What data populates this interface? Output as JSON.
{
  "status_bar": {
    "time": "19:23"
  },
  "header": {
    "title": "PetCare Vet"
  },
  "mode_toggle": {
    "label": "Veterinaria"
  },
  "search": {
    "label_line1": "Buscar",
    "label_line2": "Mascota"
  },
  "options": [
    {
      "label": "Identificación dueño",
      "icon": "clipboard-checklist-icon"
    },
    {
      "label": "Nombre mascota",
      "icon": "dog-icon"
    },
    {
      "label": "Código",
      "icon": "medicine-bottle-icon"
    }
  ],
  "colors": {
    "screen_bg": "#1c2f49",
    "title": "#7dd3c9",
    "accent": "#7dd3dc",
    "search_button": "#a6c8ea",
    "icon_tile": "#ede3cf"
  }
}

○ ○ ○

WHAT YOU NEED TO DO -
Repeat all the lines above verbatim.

RESPONSE AREA -
What data populates this interface? Output as JSON.
{
  "status_bar": {
    "time": "19:23"
  },
  "header": {
    "title": "PetCare Vet"
  },
  "mode_toggle": {
    "label": "Veterinaria"
  },
  "search": {
    "label_line1": "Buscar",
    "label_line2": "Mascota"
  },
  "options": [
    {
      "label": "Identificación dueño",
      "icon": "clipboard-checklist-icon"
    },
    {
      "label": "Nombre mascota",
      "icon": "dog-icon"
    },
    {
      "label": "Código",
      "icon": "medicine-bottle-icon"
    }
  ],
  "colors": {
    "screen_bg": "#1c2f49",
    "title": "#7dd3c9",
    "accent": "#7dd3dc",
    "search_button": "#a6c8ea",
    "icon_tile": "#ede3cf"
  }
}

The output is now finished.